New Tools for Bike Network Study

In September PTNY began work on the Orangetown Bike Study, a community-driven bike network plan that aims to help the Rockland County community better accommodate both local cycling and large numbers of cyclists who pass through on weekend or weekday evening rides.

The project is supported by funding from the construction of the new Tappan Zee Bridge/Mario Cuomo Bridge and Shared Use Path (SUP) that will allow cyclists to cross from Nyack to Tarrytown. The opening of the SUP is expected to attract even more cyclists to Rockland and Westchester County roads. PTNY's bike planning efforts have gained significant momentum in the past year, with the in-progress Troy Trail Connections Project coming on the heels of the 2016 Capital District Trail User Counts, trail user counts and analysis for nine multi-use trails in Albany, Rensselaer, Saratoga, and Schenectady Counties.

The experiences gained and tools developed in these Capital District efforts will now be used in the Orangetown Study, along with new techniques to better engage the community.

Automated and Volunteer Counts

PTNY is known as a leader in multi-use trail counts, with more than a decade of experience organizing annual user counts on the Canalway Trail system, and the ability to use automated trail counters that provide additional data. Like in the annual Canalway Trail counts and Capital District Trail User Counts, PTNY is using a combination of volunteer counters and automated units to get a better picture of current Orangetown cycling levels. Automated counters have been installed to monitor two multi-use trails. Volunteers will count these locations to obtain mode share, i.e. the number of cyclists vs. walkers and joggers. However, in Orangetown, road intersections will also be counted by volunteers, a new method for PTNY. This year's count will inform the recommended facilities and policies included in the plan, as well as establishing a baseline for counts in future years.

Social Media Outreach


PTNY will continue an outreach technique used in the Troy Trail Connections project: social media engagement. We'll be posting information about the bike study, highlighting ways for residents to get involved and even doing short surveys or polls on Facebook, Instagram and Twitter. The Town of Orangetown and other project partners can easily share these posts, potentially gaining a much larger audience than traditional methods.

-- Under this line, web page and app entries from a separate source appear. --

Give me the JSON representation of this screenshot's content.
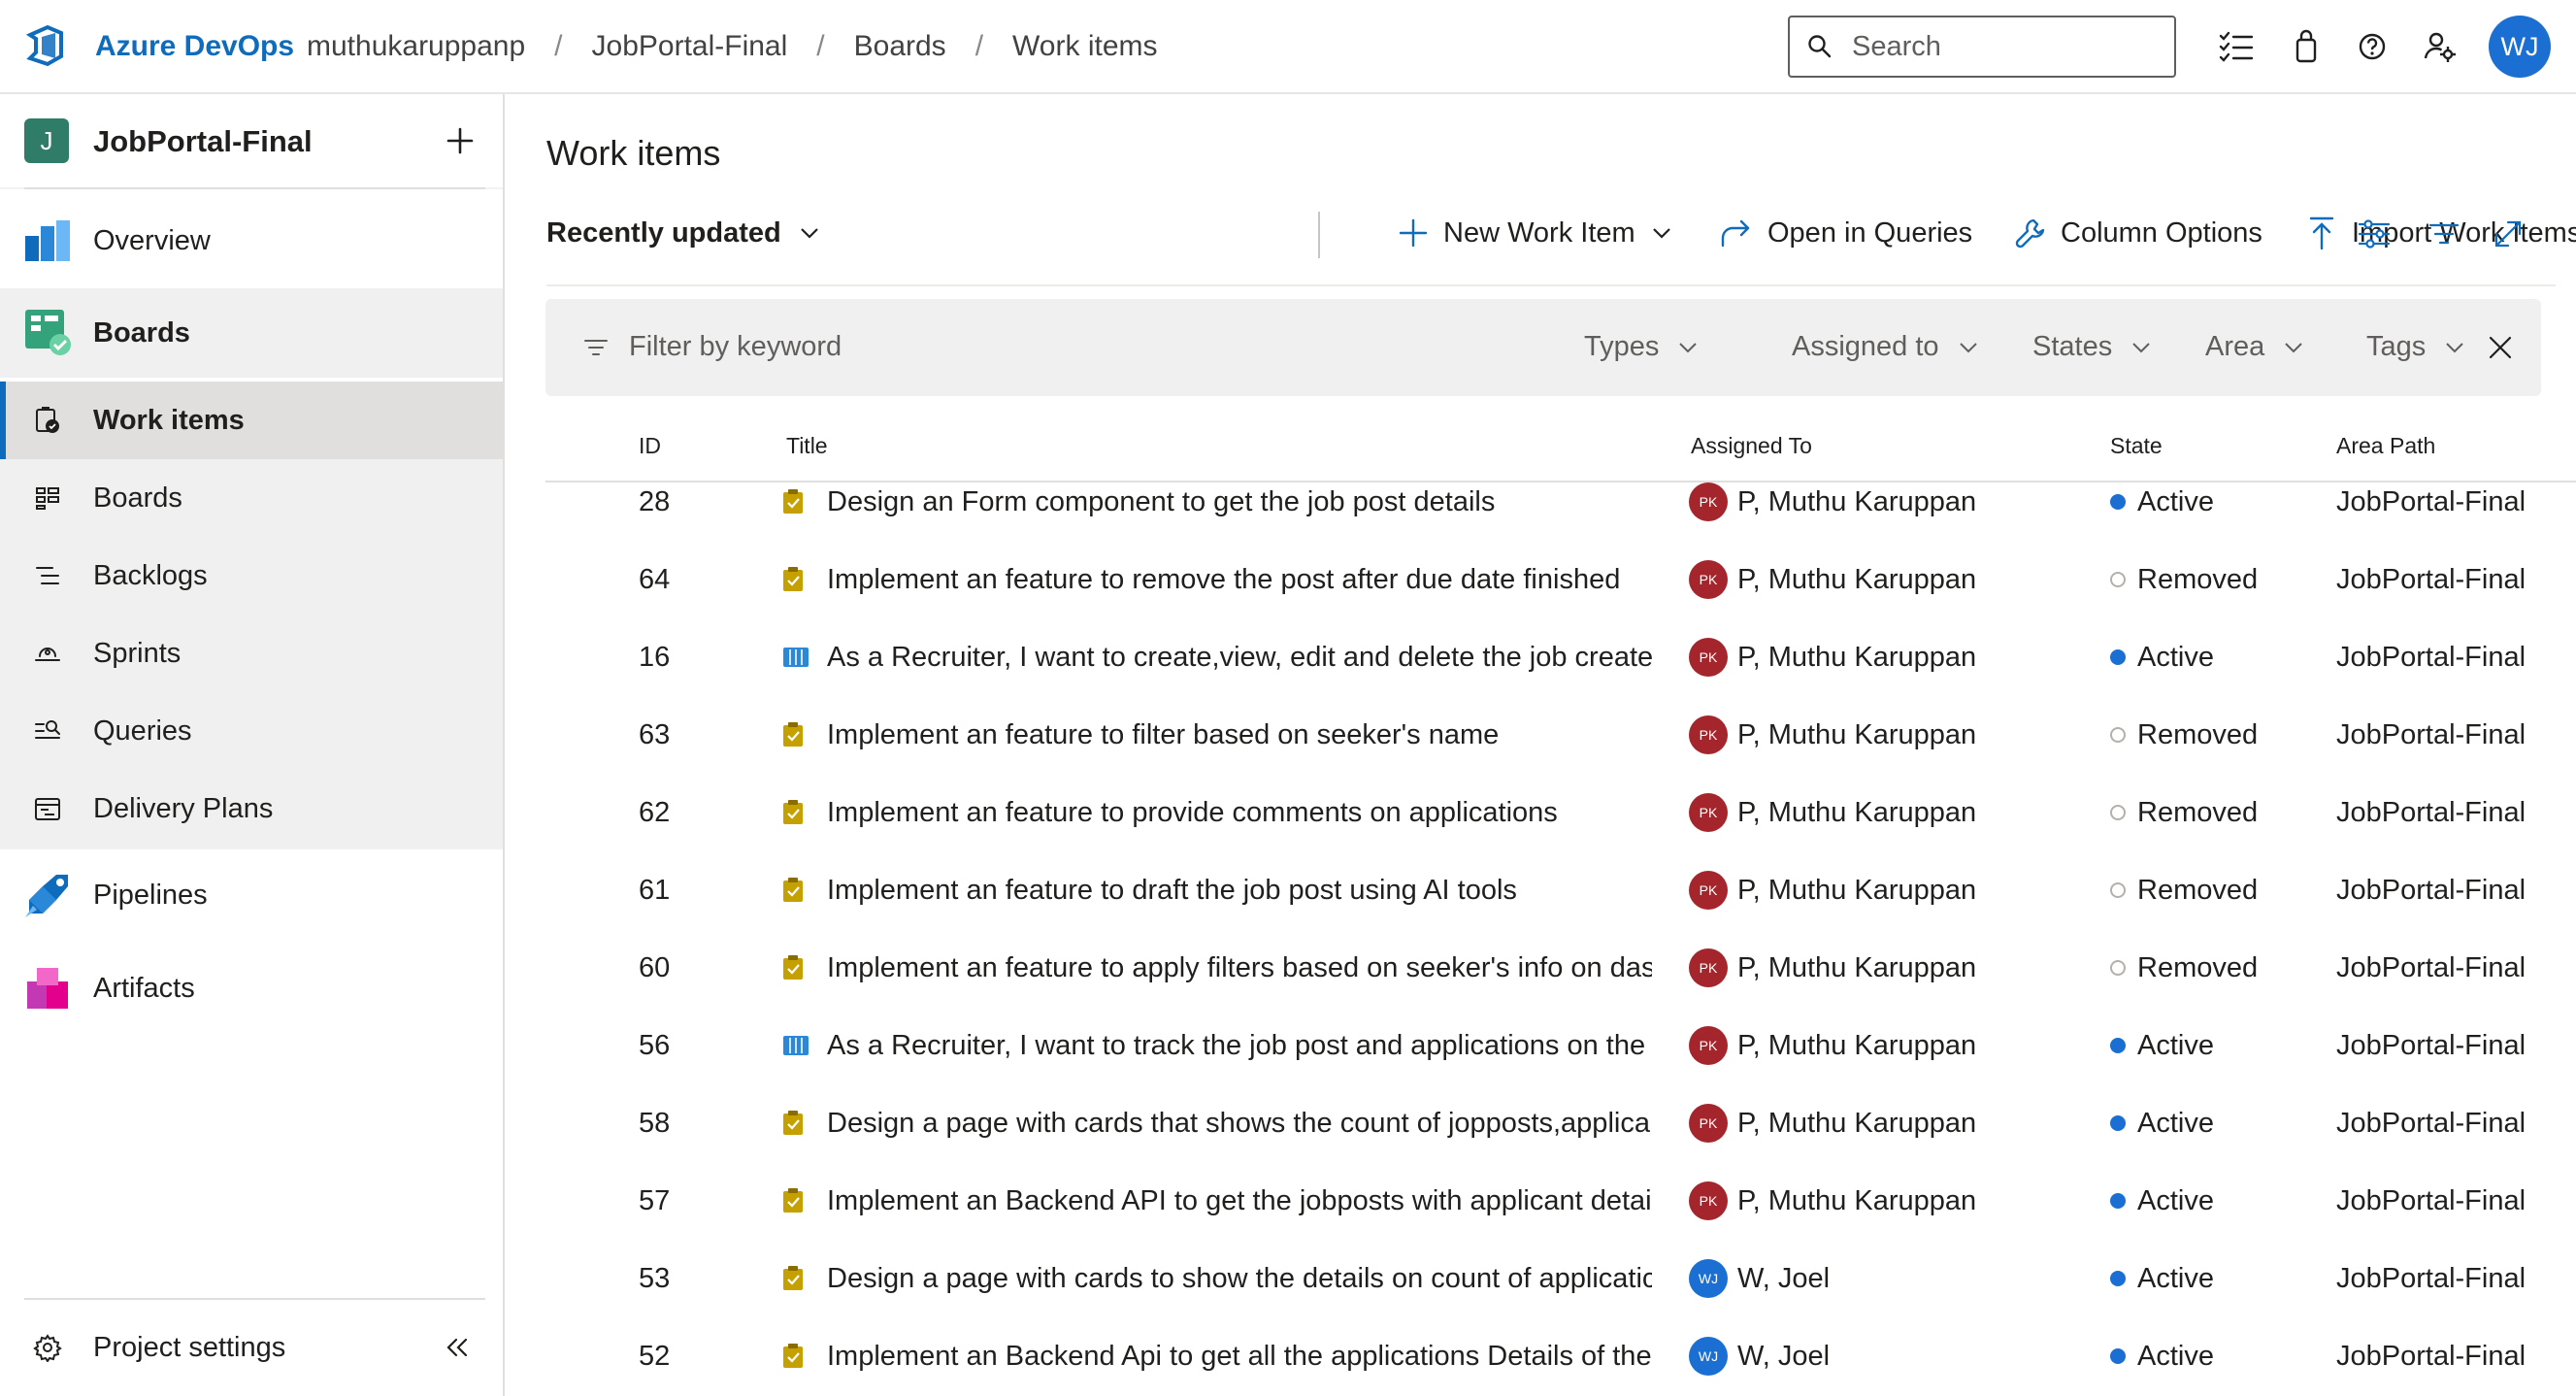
{
  "header": {
    "brand": "Azure DevOps",
    "breadcrumbs": [
      "muthukaruppanp",
      "JobPortal-Final",
      "Boards",
      "Work items"
    ],
    "separator": "/",
    "search_placeholder": "Search",
    "user_initials": "WJ",
    "icons": [
      "checklist-icon",
      "shopping-bag-icon",
      "help-icon",
      "user-settings-icon"
    ]
  },
  "sidebar": {
    "project_initial": "J",
    "project_name": "JobPortal-Final",
    "items": [
      {
        "label": "Overview",
        "icon": "overview-icon"
      },
      {
        "label": "Boards",
        "icon": "boards-hub-icon"
      },
      {
        "label": "Work items",
        "icon": "work-items-icon",
        "selected": true
      },
      {
        "label": "Boards",
        "icon": "boards-icon"
      },
      {
        "label": "Backlogs",
        "icon": "backlogs-icon"
      },
      {
        "label": "Sprints",
        "icon": "sprints-icon"
      },
      {
        "label": "Queries",
        "icon": "queries-icon"
      },
      {
        "label": "Delivery Plans",
        "icon": "delivery-plans-icon"
      },
      {
        "label": "Pipelines",
        "icon": "pipelines-icon"
      },
      {
        "label": "Artifacts",
        "icon": "artifacts-icon"
      }
    ],
    "settings_label": "Project settings"
  },
  "main": {
    "title": "Work items",
    "toolbar": {
      "view_selector": "Recently updated",
      "new_work_item": "New Work Item",
      "open_in_queries": "Open in Queries",
      "column_options": "Column Options",
      "import_work_items": "Import Work Items",
      "more": "···"
    },
    "filter": {
      "placeholder": "Filter by keyword",
      "chips": [
        "Types",
        "Assigned to",
        "States",
        "Area",
        "Tags"
      ]
    },
    "columns": [
      "ID",
      "Title",
      "Assigned To",
      "State",
      "Area Path"
    ],
    "rows": [
      {
        "id": "28",
        "type": "task",
        "title": "Design an Form component to get the job post details",
        "assignee_initials": "PK",
        "assignee": "P, Muthu Karuppan",
        "state": "Active",
        "area": "JobPortal-Final"
      },
      {
        "id": "64",
        "type": "task",
        "title": "Implement an feature to remove the post after due date finished",
        "assignee_initials": "PK",
        "assignee": "P, Muthu Karuppan",
        "state": "Removed",
        "area": "JobPortal-Final"
      },
      {
        "id": "16",
        "type": "story",
        "title": "As a Recruiter, I want to create,view, edit and delete the job created",
        "assignee_initials": "PK",
        "assignee": "P, Muthu Karuppan",
        "state": "Active",
        "area": "JobPortal-Final"
      },
      {
        "id": "63",
        "type": "task",
        "title": "Implement an feature to filter based on seeker's name",
        "assignee_initials": "PK",
        "assignee": "P, Muthu Karuppan",
        "state": "Removed",
        "area": "JobPortal-Final"
      },
      {
        "id": "62",
        "type": "task",
        "title": "Implement an feature to provide comments on applications",
        "assignee_initials": "PK",
        "assignee": "P, Muthu Karuppan",
        "state": "Removed",
        "area": "JobPortal-Final"
      },
      {
        "id": "61",
        "type": "task",
        "title": "Implement an feature to draft the job post using AI tools",
        "assignee_initials": "PK",
        "assignee": "P, Muthu Karuppan",
        "state": "Removed",
        "area": "JobPortal-Final"
      },
      {
        "id": "60",
        "type": "task",
        "title": "Implement an feature to apply filters based on seeker's info on das",
        "assignee_initials": "PK",
        "assignee": "P, Muthu Karuppan",
        "state": "Removed",
        "area": "JobPortal-Final"
      },
      {
        "id": "56",
        "type": "story",
        "title": "As a Recruiter, I want to track the job post and applications on the",
        "assignee_initials": "PK",
        "assignee": "P, Muthu Karuppan",
        "state": "Active",
        "area": "JobPortal-Final"
      },
      {
        "id": "58",
        "type": "task",
        "title": "Design a page with cards that shows the count of jopposts,applica",
        "assignee_initials": "PK",
        "assignee": "P, Muthu Karuppan",
        "state": "Active",
        "area": "JobPortal-Final"
      },
      {
        "id": "57",
        "type": "task",
        "title": "Implement an Backend API to get the jobposts with applicant detai",
        "assignee_initials": "PK",
        "assignee": "P, Muthu Karuppan",
        "state": "Active",
        "area": "JobPortal-Final"
      },
      {
        "id": "53",
        "type": "task",
        "title": "Design a page with cards to show the details on count of applicatic",
        "assignee_initials": "WJ",
        "assignee": "W, Joel",
        "state": "Active",
        "area": "JobPortal-Final"
      },
      {
        "id": "52",
        "type": "task",
        "title": "Implement an Backend Api to get all the applications Details of the",
        "assignee_initials": "WJ",
        "assignee": "W, Joel",
        "state": "Active",
        "area": "JobPortal-Final"
      }
    ]
  },
  "colors": {
    "brand_blue": "#0f6cbd",
    "active_dot": "#1b6fd3",
    "pk_avatar": "#a4262c",
    "wj_avatar": "#1b6fd3",
    "task_icon": "#c4a000",
    "story_icon": "#2b88d8"
  }
}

Community Feedback Map & Survey

Much of PTNY's Orangetown Bike Study posts will point users to a new, interactive engagement tool: the Community Feedback Map. The Map can be easily accessed from anywhere on a smartphone or from a home computer. Users can pin comments about the bike network to the map, point out areas where they'd like to see bike lanes or racks, even snap a photo of a pothole or sidewalk in need of repair. Other users can comment on these posts, or "Vote" to endorse them. As PTNY and the Town develop a draft plan, proposed facilities or treatment options can be placed on the map for public comment. A short survey, available both in digital and hard-copy formats, will also be used.



Both the tried-and-tested count and outreach techniques as well as new engagement tools will provide valuable information about the current state of the bicycle network in Orangetown, and point to ways in which it can be improved.

More information on the Orangetown Bike Study can be found at